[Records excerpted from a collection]
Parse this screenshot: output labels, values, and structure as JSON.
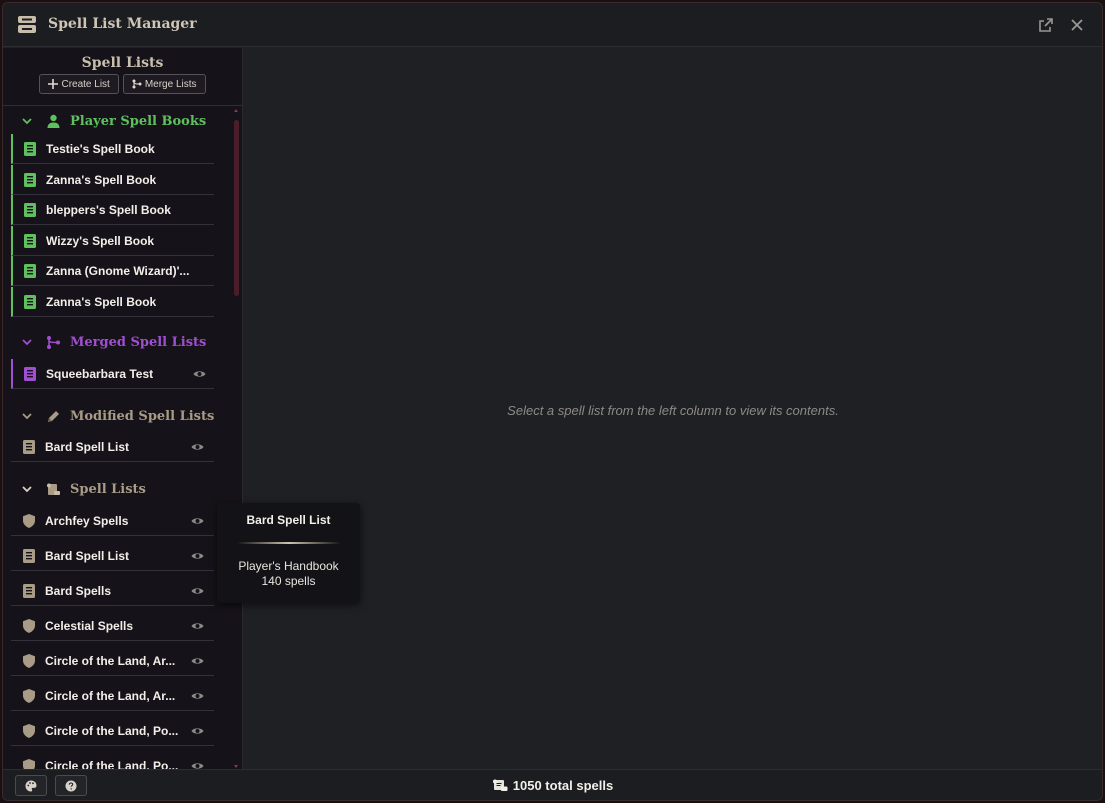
{
  "window": {
    "title": "Spell List Manager"
  },
  "sidebar": {
    "title": "Spell Lists",
    "create_label": "Create List",
    "merge_label": "Merge Lists",
    "sections": [
      {
        "label": "Player Spell Books",
        "color": "#5ec15e",
        "icon": "user-icon",
        "items": [
          {
            "label": "Testie's Spell Book"
          },
          {
            "label": "Zanna's Spell Book"
          },
          {
            "label": "bleppers's Spell Book"
          },
          {
            "label": "Wizzy's Spell Book"
          },
          {
            "label": "Zanna (Gnome Wizard)'..."
          },
          {
            "label": "Zanna's Spell Book"
          }
        ]
      },
      {
        "label": "Merged Spell Lists",
        "color": "#a04fd0",
        "icon": "merge-icon",
        "items": [
          {
            "label": "Squeebarbara Test"
          }
        ]
      },
      {
        "label": "Modified Spell Lists",
        "color": "#a89c86",
        "icon": "pencil-icon",
        "items": [
          {
            "label": "Bard Spell List"
          }
        ]
      },
      {
        "label": "Spell Lists",
        "color": "#a89c86",
        "icon": "scroll-icon",
        "items": [
          {
            "label": "Archfey Spells"
          },
          {
            "label": "Bard Spell List"
          },
          {
            "label": "Bard Spells"
          },
          {
            "label": "Celestial Spells"
          },
          {
            "label": "Circle of the Land, Ar..."
          },
          {
            "label": "Circle of the Land, Ar..."
          },
          {
            "label": "Circle of the Land, Po..."
          },
          {
            "label": "Circle of the Land, Po..."
          }
        ]
      }
    ]
  },
  "main": {
    "empty_message": "Select a spell list from the left column to view its contents."
  },
  "tooltip": {
    "title": "Bard Spell List",
    "source": "Player's Handbook",
    "count": "140 spells"
  },
  "footer": {
    "total": "1050 total spells"
  },
  "colors": {
    "accent_green": "#5ec15e",
    "accent_purple": "#a04fd0",
    "muted_tan": "#a89c86"
  }
}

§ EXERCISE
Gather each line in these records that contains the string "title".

§ EXERCISE RESULT
    "title": "Spell List Manager"
    "title": "Spell Lists",
    "title": "Bard Spell List",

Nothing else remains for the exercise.